“Of course,” she says. “You’d call 9-1-1. So I pick up the phone and he tries to grab it from me. He tells me not to call 9-1-1, that I should just drive him. I’m not driving him. I’m calling 9-1-1. He’s such an idiot! I mean, the development paid for that whole fire station with the ambulances to be built right outside the entrance with our homeowners’ dues, and I’m calling 9-1-1.
“So the ambulance gets there, and they do their thing, and they load him up in the ambulance, and he tells me to get in the ambulance with him. I say, no, I’m not getting in the ambulance. They’re not letting me smoke in the back of an ambulance, and then how am I getting home from the hospital? He says take a taxi, and I say I’m not taking a taxi when I have a car. So I get in the car, and I start to follow the ambulance, but they don’t have the lights and sirens on, so I end up passing them. Then I miss the turn to the hospital, and I have to turn all the way back around, and I can’t find my way in to the emergency room.
“Hold on,” she says. “I think I just ran over something.”
“Mom! Are you driving while you are talking to me?”
“I was in the development the whole time. I promise. I just pulled in the garage.” She coughs, the wet, hacking cough of a lifetime smoker. “So we get in the emergency room, and they decide it isn’t a heart attack, it’s an afib, and they give him some medicine and he’s ok, but they don’t have a room for him. So every time I want to have a cigarette I have to check in and out of the ER, which is such a pain in the tuchus. I mean, I’m in and out four times already, you think the lady at the desk there doesn’t recognize me, I have to keep showing her my ID?

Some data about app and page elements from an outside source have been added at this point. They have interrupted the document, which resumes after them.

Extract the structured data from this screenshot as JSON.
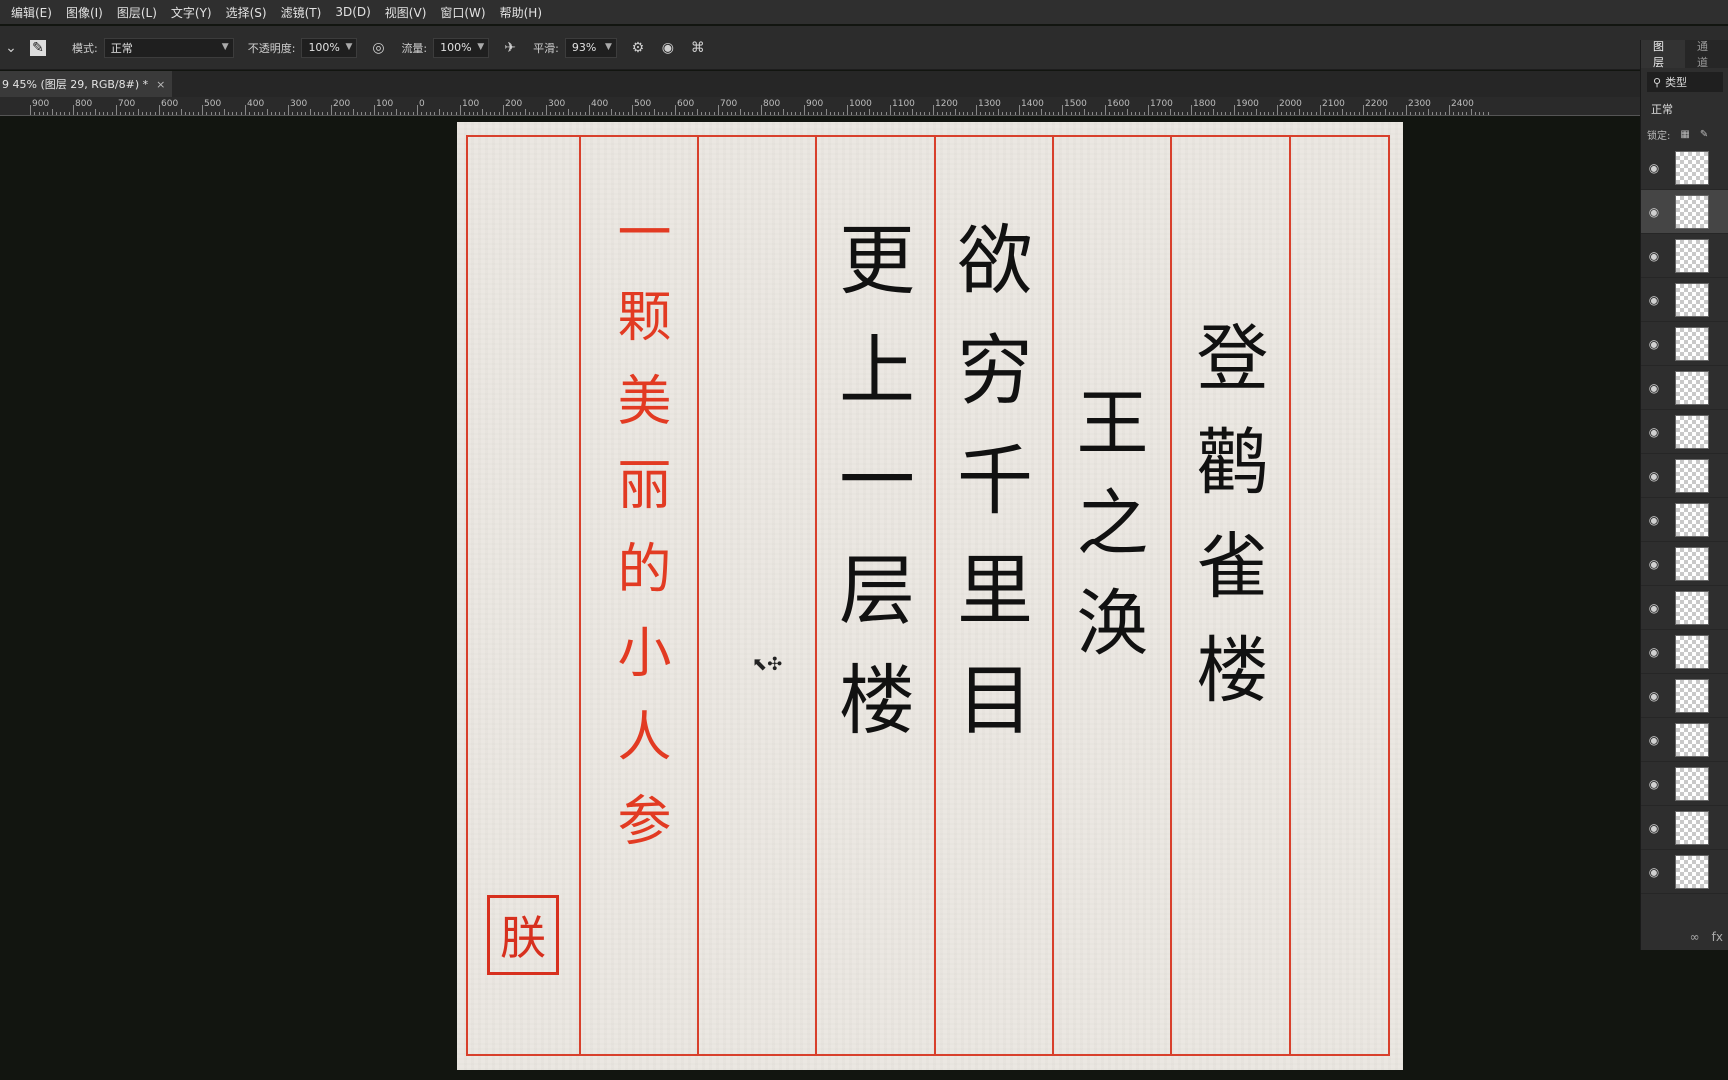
{
  "menu": [
    "编辑(E)",
    "图像(I)",
    "图层(L)",
    "文字(Y)",
    "选择(S)",
    "滤镜(T)",
    "3D(D)",
    "视图(V)",
    "窗口(W)",
    "帮助(H)"
  ],
  "options": {
    "mode_label": "模式:",
    "mode_value": "正常",
    "opacity_label": "不透明度:",
    "opacity_value": "100%",
    "flow_label": "流量:",
    "flow_value": "100%",
    "smooth_label": "平滑:",
    "smooth_value": "93%"
  },
  "tab": {
    "title": "9 45% (图层 29, RGB/8#) *",
    "close": "×"
  },
  "ruler": [
    "900",
    "800",
    "700",
    "600",
    "500",
    "400",
    "300",
    "200",
    "100",
    "0",
    "100",
    "200",
    "300",
    "400",
    "500",
    "600",
    "700",
    "800",
    "900",
    "1000",
    "1100",
    "1200",
    "1300",
    "1400",
    "1500",
    "1600",
    "1700",
    "1800",
    "1900",
    "2000",
    "2100",
    "2200",
    "2300",
    "2400"
  ],
  "artwork": {
    "title": "登鹳雀楼",
    "author": "王之涣",
    "line1": "欲穷千里目",
    "line2": "更上一层楼",
    "signature": "一颗美丽的小人参",
    "seal": "朕"
  },
  "layers_panel": {
    "tabs": [
      "图层",
      "通道"
    ],
    "search": "类型",
    "blend": "正常",
    "lock_label": "锁定:",
    "layer_count": 17,
    "fx": "fx"
  },
  "colors": {
    "ink": "#111111",
    "red": "#e23a22",
    "paper": "#ebe7e1",
    "grid": "#d8402c"
  }
}
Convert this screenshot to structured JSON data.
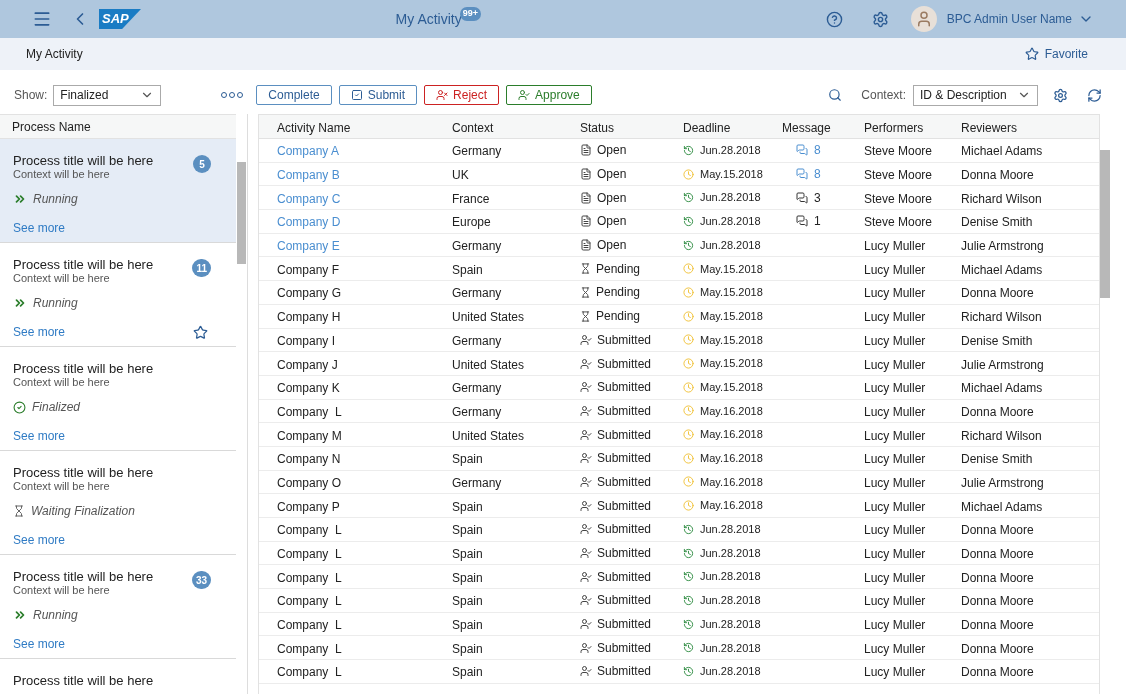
{
  "shell": {
    "logo": "SAP",
    "title": "My Activity",
    "badge": "99+",
    "user": "BPC Admin User Name"
  },
  "subheader": {
    "title": "My Activity",
    "favorite": "Favorite"
  },
  "toolbar": {
    "show_label": "Show:",
    "show_value": "Finalized",
    "buttons": [
      {
        "label": "Complete",
        "kind": "plain"
      },
      {
        "label": "Submit",
        "kind": "submit"
      },
      {
        "label": "Reject",
        "kind": "reject"
      },
      {
        "label": "Approve",
        "kind": "approve"
      }
    ],
    "context_label": "Context:",
    "context_value": "ID & Description"
  },
  "process_list": {
    "header": "Process Name",
    "items": [
      {
        "title": "Process title will be here",
        "context": "Context will be here",
        "status": "Running",
        "kind": "running",
        "count": "5",
        "selected": true,
        "favorite": false,
        "link": "See more"
      },
      {
        "title": "Process title will be here",
        "context": "Context will be here",
        "status": "Running",
        "kind": "running",
        "count": "11",
        "selected": false,
        "favorite": true,
        "link": "See more"
      },
      {
        "title": "Process title will be here",
        "context": "Context will be here",
        "status": "Finalized",
        "kind": "finalized",
        "selected": false,
        "favorite": false,
        "link": "See more"
      },
      {
        "title": "Process title will be here",
        "context": "Context will be here",
        "status": "Waiting Finalization",
        "kind": "waiting",
        "selected": false,
        "favorite": false,
        "link": "See more"
      },
      {
        "title": "Process title will be here",
        "context": "Context will be here",
        "status": "Running",
        "kind": "running",
        "count": "33",
        "selected": false,
        "favorite": false,
        "link": "See more"
      },
      {
        "title": "Process title will be here",
        "selected": false
      }
    ]
  },
  "table": {
    "columns": [
      "Activity Name",
      "Context",
      "Status",
      "Deadline",
      "Message",
      "Performers",
      "Reviewers"
    ],
    "rows": [
      {
        "name": "Company A",
        "link": true,
        "context": "Germany",
        "status": {
          "label": "Open",
          "kind": "open"
        },
        "deadline": {
          "date": "Jun.28.2018",
          "kind": "ontime"
        },
        "message": {
          "count": "8",
          "unread": true
        },
        "performer": "Steve Moore",
        "reviewer": "Michael Adams"
      },
      {
        "name": "Company B",
        "link": true,
        "context": "UK",
        "status": {
          "label": "Open",
          "kind": "open"
        },
        "deadline": {
          "date": "May.15.2018",
          "kind": "due"
        },
        "message": {
          "count": "8",
          "unread": true
        },
        "performer": "Steve Moore",
        "reviewer": "Donna Moore"
      },
      {
        "name": "Company C",
        "link": true,
        "context": "France",
        "status": {
          "label": "Open",
          "kind": "open"
        },
        "deadline": {
          "date": "Jun.28.2018",
          "kind": "ontime"
        },
        "message": {
          "count": "3",
          "unread": false
        },
        "performer": "Steve Moore",
        "reviewer": "Richard Wilson"
      },
      {
        "name": "Company D",
        "link": true,
        "context": "Europe",
        "status": {
          "label": "Open",
          "kind": "open"
        },
        "deadline": {
          "date": "Jun.28.2018",
          "kind": "ontime"
        },
        "message": {
          "count": "1",
          "unread": false
        },
        "performer": "Steve Moore",
        "reviewer": "Denise Smith"
      },
      {
        "name": "Company E",
        "link": true,
        "context": "Germany",
        "status": {
          "label": "Open",
          "kind": "open"
        },
        "deadline": {
          "date": "Jun.28.2018",
          "kind": "ontime"
        },
        "performer": "Lucy Muller",
        "reviewer": "Julie Armstrong"
      },
      {
        "name": "Company F",
        "link": false,
        "context": "Spain",
        "status": {
          "label": "Pending",
          "kind": "pending"
        },
        "deadline": {
          "date": "May.15.2018",
          "kind": "due"
        },
        "performer": "Lucy Muller",
        "reviewer": "Michael Adams"
      },
      {
        "name": "Company G",
        "link": false,
        "context": "Germany",
        "status": {
          "label": "Pending",
          "kind": "pending"
        },
        "deadline": {
          "date": "May.15.2018",
          "kind": "due"
        },
        "performer": "Lucy Muller",
        "reviewer": "Donna Moore"
      },
      {
        "name": "Company H",
        "link": false,
        "context": "United States",
        "status": {
          "label": "Pending",
          "kind": "pending"
        },
        "deadline": {
          "date": "May.15.2018",
          "kind": "due"
        },
        "performer": "Lucy Muller",
        "reviewer": "Richard Wilson"
      },
      {
        "name": "Company I",
        "link": false,
        "context": "Germany",
        "status": {
          "label": "Submitted",
          "kind": "submitted"
        },
        "deadline": {
          "date": "May.15.2018",
          "kind": "due"
        },
        "performer": "Lucy Muller",
        "reviewer": "Denise Smith"
      },
      {
        "name": "Company J",
        "link": false,
        "context": "United States",
        "status": {
          "label": "Submitted",
          "kind": "submitted"
        },
        "deadline": {
          "date": "May.15.2018",
          "kind": "due"
        },
        "performer": "Lucy Muller",
        "reviewer": "Julie Armstrong"
      },
      {
        "name": "Company K",
        "link": false,
        "context": "Germany",
        "status": {
          "label": "Submitted",
          "kind": "submitted"
        },
        "deadline": {
          "date": "May.15.2018",
          "kind": "due"
        },
        "performer": "Lucy Muller",
        "reviewer": "Michael Adams"
      },
      {
        "name": "Company  L",
        "link": false,
        "context": "Germany",
        "status": {
          "label": "Submitted",
          "kind": "submitted"
        },
        "deadline": {
          "date": "May.16.2018",
          "kind": "due"
        },
        "performer": "Lucy Muller",
        "reviewer": "Donna Moore"
      },
      {
        "name": "Company M",
        "link": false,
        "context": "United States",
        "status": {
          "label": "Submitted",
          "kind": "submitted"
        },
        "deadline": {
          "date": "May.16.2018",
          "kind": "due"
        },
        "performer": "Lucy Muller",
        "reviewer": "Richard Wilson"
      },
      {
        "name": "Company N",
        "link": false,
        "context": "Spain",
        "status": {
          "label": "Submitted",
          "kind": "submitted"
        },
        "deadline": {
          "date": "May.16.2018",
          "kind": "due"
        },
        "performer": "Lucy Muller",
        "reviewer": "Denise Smith"
      },
      {
        "name": "Company O",
        "link": false,
        "context": "Germany",
        "status": {
          "label": "Submitted",
          "kind": "submitted"
        },
        "deadline": {
          "date": "May.16.2018",
          "kind": "due"
        },
        "performer": "Lucy Muller",
        "reviewer": "Julie Armstrong"
      },
      {
        "name": "Company P",
        "link": false,
        "context": "Spain",
        "status": {
          "label": "Submitted",
          "kind": "submitted"
        },
        "deadline": {
          "date": "May.16.2018",
          "kind": "due"
        },
        "performer": "Lucy Muller",
        "reviewer": "Michael Adams"
      },
      {
        "name": "Company  L",
        "link": false,
        "context": "Spain",
        "status": {
          "label": "Submitted",
          "kind": "submitted"
        },
        "deadline": {
          "date": "Jun.28.2018",
          "kind": "ontime"
        },
        "performer": "Lucy Muller",
        "reviewer": "Donna Moore"
      },
      {
        "name": "Company  L",
        "link": false,
        "context": "Spain",
        "status": {
          "label": "Submitted",
          "kind": "submitted"
        },
        "deadline": {
          "date": "Jun.28.2018",
          "kind": "ontime"
        },
        "performer": "Lucy Muller",
        "reviewer": "Donna Moore"
      },
      {
        "name": "Company  L",
        "link": false,
        "context": "Spain",
        "status": {
          "label": "Submitted",
          "kind": "submitted"
        },
        "deadline": {
          "date": "Jun.28.2018",
          "kind": "ontime"
        },
        "performer": "Lucy Muller",
        "reviewer": "Donna Moore"
      },
      {
        "name": "Company  L",
        "link": false,
        "context": "Spain",
        "status": {
          "label": "Submitted",
          "kind": "submitted"
        },
        "deadline": {
          "date": "Jun.28.2018",
          "kind": "ontime"
        },
        "performer": "Lucy Muller",
        "reviewer": "Donna Moore"
      },
      {
        "name": "Company  L",
        "link": false,
        "context": "Spain",
        "status": {
          "label": "Submitted",
          "kind": "submitted"
        },
        "deadline": {
          "date": "Jun.28.2018",
          "kind": "ontime"
        },
        "performer": "Lucy Muller",
        "reviewer": "Donna Moore"
      },
      {
        "name": "Company  L",
        "link": false,
        "context": "Spain",
        "status": {
          "label": "Submitted",
          "kind": "submitted"
        },
        "deadline": {
          "date": "Jun.28.2018",
          "kind": "ontime"
        },
        "performer": "Lucy Muller",
        "reviewer": "Donna Moore"
      },
      {
        "name": "Company  L",
        "link": false,
        "context": "Spain",
        "status": {
          "label": "Submitted",
          "kind": "submitted"
        },
        "deadline": {
          "date": "Jun.28.2018",
          "kind": "ontime"
        },
        "performer": "Lucy Muller",
        "reviewer": "Donna Moore"
      }
    ]
  }
}
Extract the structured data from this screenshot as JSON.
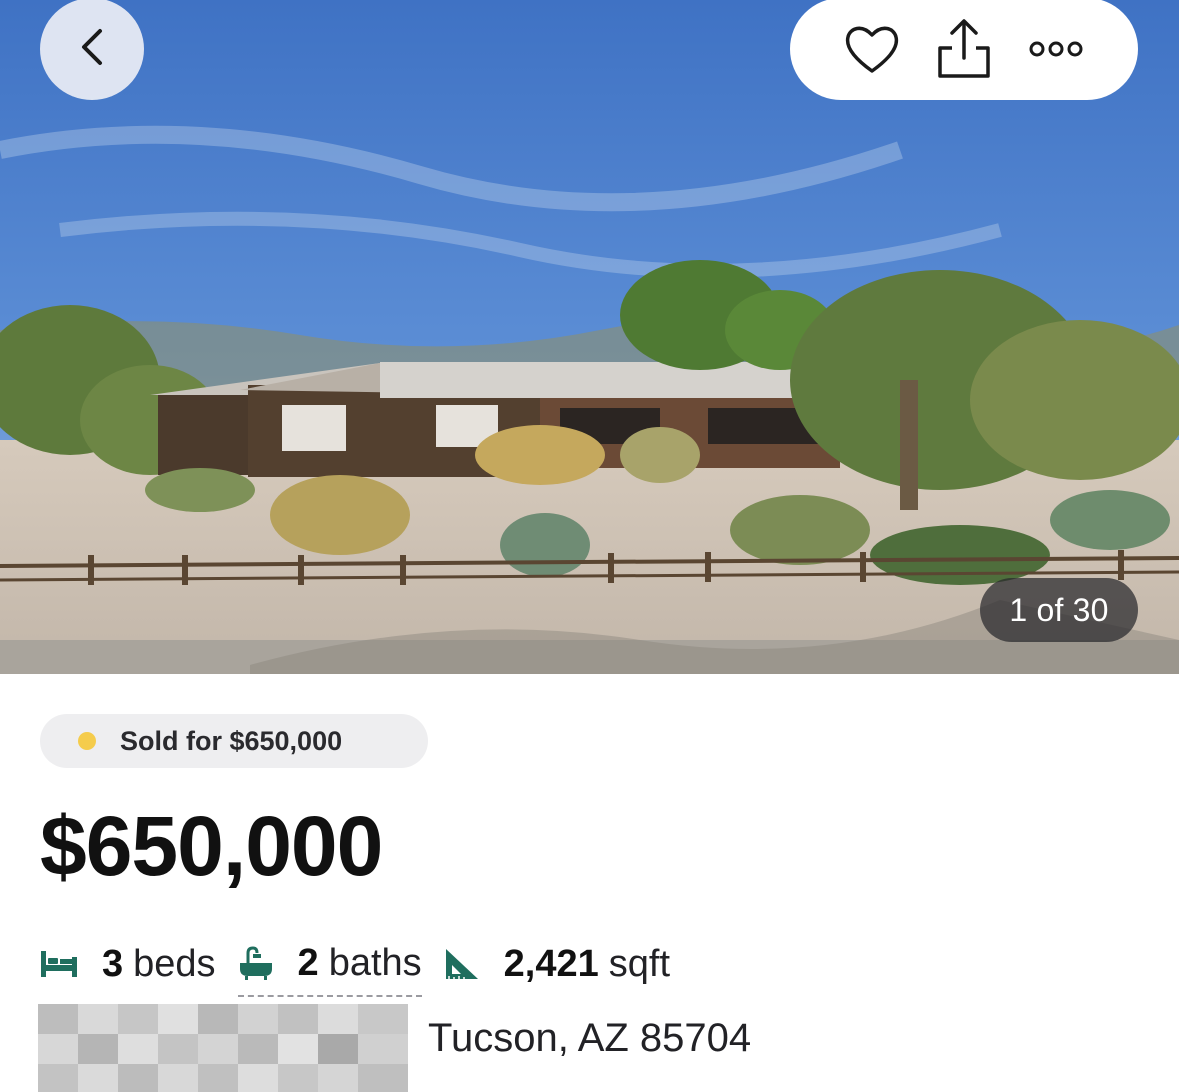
{
  "header": {
    "back_icon": "chevron-left-icon",
    "actions": [
      {
        "icon": "heart-icon"
      },
      {
        "icon": "share-icon"
      },
      {
        "icon": "more-icon"
      }
    ]
  },
  "gallery": {
    "counter": "1 of 30"
  },
  "listing": {
    "status": "Sold for $650,000",
    "status_color": "#f5cc4c",
    "price": "$650,000",
    "beds_num": "3",
    "beds_label": "beds",
    "baths_num": "2",
    "baths_label": "baths",
    "sqft_num": "2,421",
    "sqft_label": "sqft",
    "icon_color": "#1f6e5e",
    "city_line": "Tucson, AZ 85704"
  }
}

“I’m parked in the handicapped spot, which I think is so convenient because I don’t have to walk so far, but it is right next to where the security guard is parked. You can’t smoke anywhere on the hospital grounds, so he keeps yelling at me, and I keep telling me I’m in my own car with all the windows rolled up so what does he care? But he yells at me anyway.”
“You have the option of not smoking,” I say. She ignores me, just like I knew she would.
“So, I’m home now, and I’m going to bed. I’m taking two sleeping pills — don’t worry, the doctor said I could. But don’t call in the morning because I won’t get up until the afternoon. That’s what happens when I take two pills. Call your father in the morning. He’ll be bored and I won’t be there. He knows how to answer his cell phone. I don’t.”
That’s how I know he will be ok.
I called my Father in the morning, just like I was instructed to do. He sounded like himself, not particularly tired or sickly or weak. I said, “You have to quit doing this kind of thing to us, you know.”
He said, “Eh. What do you want from me?” and then the conversation moved to the how-are-the-kids-how-is-work variety. That’s what passes for a heart to heart in my family. We express love as a form of worry, and we tell each other not to worry because we don’t want to bother the people we care about. We don’t worry about things or people we don’t care about. We don’t get irked by things that don’t matter.
And my parents matter very much. That’s why I’m worried.
[Update: my Dad was released from the hospital and he will be ok for the moment. Phew!]
If you enjoyed this and want to read more like it, visit Lori at her website, www.loriduffwrites.com, on Twitter, or on Facebook. Lori is a New Apple, Readers’ Favorite, and eLit award winner for her latest release, “You Know I Love You Because Youï¿½re Still Alive.” She is also the author of the bestselling books “Mismatched Shoes and Upside Down Pizza,” and “The Armadillo, the Pickaxe, and the Laundry Basket.”
Lori B. Duff is an award-winning author who practices law on the side. Her latest book, “If You Did What I Asked in the First Place” was awarded the Gold Medal for humor in the Foreword INDIES awards in 2019. You can follow her on Twitter at @LoriBDuff and on Facebook. For more blogs written by Lori, click here. For more information about Lori in general, click here. If you want Lori to do your writing for you, click here. If you want Lori to help you market your book, click here.
For the Love of Worry